Determine how many lines in the data below contain "JSON" and write only that number.
Top of PROVIDED ENTRIES
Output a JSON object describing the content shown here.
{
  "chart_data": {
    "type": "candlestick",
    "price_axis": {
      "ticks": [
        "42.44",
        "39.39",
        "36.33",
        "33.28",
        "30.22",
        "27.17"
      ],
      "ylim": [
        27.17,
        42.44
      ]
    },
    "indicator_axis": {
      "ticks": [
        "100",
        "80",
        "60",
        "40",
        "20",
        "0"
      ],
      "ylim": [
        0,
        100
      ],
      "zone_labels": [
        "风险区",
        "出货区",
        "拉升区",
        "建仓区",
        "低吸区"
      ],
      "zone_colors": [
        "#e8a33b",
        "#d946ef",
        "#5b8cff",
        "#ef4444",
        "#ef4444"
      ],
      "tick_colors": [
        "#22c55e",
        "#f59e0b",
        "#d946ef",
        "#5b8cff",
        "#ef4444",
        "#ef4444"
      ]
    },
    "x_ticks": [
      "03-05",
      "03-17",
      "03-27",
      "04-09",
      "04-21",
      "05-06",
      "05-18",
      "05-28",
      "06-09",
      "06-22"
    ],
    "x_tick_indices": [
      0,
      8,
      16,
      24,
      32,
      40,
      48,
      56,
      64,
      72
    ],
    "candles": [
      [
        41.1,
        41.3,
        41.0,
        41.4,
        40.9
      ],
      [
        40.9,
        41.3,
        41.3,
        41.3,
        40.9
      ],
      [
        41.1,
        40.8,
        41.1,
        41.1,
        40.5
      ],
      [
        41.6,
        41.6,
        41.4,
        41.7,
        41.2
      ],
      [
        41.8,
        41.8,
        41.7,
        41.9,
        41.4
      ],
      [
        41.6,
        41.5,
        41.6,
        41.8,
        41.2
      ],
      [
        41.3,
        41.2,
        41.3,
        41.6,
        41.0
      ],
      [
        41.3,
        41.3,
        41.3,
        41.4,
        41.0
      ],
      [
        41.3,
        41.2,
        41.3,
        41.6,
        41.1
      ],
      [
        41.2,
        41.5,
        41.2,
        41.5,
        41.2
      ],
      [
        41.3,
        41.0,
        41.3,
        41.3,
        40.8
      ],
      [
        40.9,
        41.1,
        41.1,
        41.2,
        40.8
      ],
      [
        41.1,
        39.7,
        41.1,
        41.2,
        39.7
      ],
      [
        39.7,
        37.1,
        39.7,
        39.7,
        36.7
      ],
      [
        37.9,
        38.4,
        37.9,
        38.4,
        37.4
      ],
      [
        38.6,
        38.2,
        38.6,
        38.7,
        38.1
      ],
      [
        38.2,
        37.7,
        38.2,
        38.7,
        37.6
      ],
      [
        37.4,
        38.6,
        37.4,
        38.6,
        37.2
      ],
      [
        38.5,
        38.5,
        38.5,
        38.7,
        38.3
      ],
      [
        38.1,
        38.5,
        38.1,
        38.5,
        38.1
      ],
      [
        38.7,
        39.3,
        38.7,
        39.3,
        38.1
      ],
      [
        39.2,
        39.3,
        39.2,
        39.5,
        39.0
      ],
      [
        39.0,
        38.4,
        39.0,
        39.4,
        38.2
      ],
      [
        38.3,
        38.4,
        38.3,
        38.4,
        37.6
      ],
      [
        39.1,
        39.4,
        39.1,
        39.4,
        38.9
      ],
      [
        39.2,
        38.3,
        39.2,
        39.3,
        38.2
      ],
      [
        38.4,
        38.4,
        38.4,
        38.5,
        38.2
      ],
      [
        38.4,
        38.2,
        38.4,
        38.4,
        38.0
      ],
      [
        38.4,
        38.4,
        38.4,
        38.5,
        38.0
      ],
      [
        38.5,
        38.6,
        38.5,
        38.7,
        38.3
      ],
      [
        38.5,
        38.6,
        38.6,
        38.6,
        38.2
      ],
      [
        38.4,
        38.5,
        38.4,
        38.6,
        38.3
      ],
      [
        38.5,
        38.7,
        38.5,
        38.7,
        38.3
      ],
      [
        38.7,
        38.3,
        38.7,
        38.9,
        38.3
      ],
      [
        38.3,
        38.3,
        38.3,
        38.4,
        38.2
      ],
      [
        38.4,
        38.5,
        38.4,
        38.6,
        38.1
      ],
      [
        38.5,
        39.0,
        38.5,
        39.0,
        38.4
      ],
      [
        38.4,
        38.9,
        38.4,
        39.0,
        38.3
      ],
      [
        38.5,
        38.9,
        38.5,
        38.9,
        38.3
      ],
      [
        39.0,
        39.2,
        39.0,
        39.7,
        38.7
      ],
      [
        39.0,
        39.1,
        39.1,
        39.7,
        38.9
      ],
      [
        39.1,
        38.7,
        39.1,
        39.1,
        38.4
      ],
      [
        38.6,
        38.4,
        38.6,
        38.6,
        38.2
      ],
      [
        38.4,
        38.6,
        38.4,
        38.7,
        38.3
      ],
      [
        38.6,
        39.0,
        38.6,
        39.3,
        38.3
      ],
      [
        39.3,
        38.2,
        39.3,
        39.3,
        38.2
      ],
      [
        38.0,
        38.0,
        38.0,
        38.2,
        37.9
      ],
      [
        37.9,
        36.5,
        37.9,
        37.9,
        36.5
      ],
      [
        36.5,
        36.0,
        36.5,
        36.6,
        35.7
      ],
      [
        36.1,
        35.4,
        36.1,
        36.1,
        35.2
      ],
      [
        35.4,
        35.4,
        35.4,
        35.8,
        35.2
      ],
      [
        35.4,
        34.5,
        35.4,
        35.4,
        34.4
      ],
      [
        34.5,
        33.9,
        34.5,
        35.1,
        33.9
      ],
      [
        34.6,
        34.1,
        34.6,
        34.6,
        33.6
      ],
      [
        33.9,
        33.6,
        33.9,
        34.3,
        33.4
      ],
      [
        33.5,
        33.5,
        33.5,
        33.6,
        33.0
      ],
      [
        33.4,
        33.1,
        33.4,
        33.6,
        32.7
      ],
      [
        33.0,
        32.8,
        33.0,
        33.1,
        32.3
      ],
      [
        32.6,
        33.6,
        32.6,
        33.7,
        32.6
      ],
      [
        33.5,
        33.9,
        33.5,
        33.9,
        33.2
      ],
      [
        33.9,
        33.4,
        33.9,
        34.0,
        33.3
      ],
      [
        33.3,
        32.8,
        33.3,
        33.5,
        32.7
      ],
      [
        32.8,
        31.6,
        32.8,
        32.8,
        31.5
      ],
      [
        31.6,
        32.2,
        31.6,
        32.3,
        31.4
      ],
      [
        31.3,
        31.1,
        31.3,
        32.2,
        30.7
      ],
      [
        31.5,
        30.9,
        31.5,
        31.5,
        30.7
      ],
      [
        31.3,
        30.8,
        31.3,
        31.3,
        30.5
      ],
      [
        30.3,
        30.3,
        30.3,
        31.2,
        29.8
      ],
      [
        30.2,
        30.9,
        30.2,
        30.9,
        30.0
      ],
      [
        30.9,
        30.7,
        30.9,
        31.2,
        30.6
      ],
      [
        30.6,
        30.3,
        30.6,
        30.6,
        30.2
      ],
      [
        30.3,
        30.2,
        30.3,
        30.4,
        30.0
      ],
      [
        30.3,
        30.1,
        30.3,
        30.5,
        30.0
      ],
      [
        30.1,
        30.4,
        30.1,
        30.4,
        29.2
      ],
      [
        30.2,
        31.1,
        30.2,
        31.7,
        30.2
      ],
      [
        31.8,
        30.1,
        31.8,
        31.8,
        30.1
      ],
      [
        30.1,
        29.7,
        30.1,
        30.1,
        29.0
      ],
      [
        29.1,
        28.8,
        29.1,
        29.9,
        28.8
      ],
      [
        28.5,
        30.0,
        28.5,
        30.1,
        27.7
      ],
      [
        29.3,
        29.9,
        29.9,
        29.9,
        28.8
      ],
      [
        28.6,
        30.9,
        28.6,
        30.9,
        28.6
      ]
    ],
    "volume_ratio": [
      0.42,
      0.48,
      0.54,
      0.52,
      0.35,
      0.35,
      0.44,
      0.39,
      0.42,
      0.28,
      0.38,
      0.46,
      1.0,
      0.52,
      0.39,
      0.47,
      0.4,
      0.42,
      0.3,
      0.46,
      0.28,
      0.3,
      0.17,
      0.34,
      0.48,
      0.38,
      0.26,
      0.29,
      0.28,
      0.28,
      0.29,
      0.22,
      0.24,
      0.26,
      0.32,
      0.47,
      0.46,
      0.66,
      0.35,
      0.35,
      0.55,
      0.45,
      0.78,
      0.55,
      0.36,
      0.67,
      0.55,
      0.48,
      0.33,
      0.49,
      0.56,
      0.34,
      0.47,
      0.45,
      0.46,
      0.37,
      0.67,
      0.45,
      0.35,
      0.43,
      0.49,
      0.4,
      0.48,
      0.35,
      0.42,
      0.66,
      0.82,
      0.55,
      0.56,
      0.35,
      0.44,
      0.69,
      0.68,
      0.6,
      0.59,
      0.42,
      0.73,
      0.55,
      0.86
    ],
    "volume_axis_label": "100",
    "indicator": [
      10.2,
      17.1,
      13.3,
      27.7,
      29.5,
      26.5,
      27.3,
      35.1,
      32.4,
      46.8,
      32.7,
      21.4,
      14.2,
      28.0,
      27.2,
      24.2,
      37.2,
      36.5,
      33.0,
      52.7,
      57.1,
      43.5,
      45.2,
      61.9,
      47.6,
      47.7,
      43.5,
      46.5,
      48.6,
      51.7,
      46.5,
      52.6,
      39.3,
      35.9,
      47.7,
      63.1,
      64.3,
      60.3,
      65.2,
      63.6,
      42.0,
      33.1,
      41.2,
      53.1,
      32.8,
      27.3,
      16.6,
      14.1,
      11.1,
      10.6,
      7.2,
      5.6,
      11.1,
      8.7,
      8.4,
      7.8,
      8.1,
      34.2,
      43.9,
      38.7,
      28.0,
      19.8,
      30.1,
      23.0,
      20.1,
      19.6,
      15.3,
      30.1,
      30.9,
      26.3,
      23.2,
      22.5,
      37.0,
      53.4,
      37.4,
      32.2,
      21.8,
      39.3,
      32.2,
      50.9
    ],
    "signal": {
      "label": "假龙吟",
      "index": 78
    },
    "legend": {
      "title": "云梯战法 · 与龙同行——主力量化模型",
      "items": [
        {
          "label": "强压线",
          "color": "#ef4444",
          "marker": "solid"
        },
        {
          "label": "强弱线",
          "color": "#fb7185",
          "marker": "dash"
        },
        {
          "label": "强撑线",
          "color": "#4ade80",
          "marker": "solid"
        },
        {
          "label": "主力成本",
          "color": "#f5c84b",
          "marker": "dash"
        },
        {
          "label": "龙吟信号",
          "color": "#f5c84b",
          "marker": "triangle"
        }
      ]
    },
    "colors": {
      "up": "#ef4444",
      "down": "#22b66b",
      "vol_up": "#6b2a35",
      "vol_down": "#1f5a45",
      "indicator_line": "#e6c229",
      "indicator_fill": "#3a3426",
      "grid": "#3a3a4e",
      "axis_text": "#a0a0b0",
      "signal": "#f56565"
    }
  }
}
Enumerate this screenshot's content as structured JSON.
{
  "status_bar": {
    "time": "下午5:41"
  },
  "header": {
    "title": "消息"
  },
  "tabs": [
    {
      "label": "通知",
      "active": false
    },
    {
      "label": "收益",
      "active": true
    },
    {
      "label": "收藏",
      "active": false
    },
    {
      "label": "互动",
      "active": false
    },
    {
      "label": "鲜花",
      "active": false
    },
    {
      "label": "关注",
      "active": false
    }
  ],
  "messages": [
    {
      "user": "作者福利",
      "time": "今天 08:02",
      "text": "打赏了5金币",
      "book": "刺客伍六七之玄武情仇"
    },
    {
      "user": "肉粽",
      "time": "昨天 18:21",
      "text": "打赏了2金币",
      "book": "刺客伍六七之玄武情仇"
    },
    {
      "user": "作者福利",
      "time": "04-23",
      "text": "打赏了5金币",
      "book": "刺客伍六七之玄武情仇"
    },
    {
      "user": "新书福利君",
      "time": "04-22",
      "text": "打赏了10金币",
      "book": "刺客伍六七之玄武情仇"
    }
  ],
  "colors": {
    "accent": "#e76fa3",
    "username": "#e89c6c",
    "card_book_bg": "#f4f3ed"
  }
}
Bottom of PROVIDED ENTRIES
OUTPUT OF THE EXERCISE: 2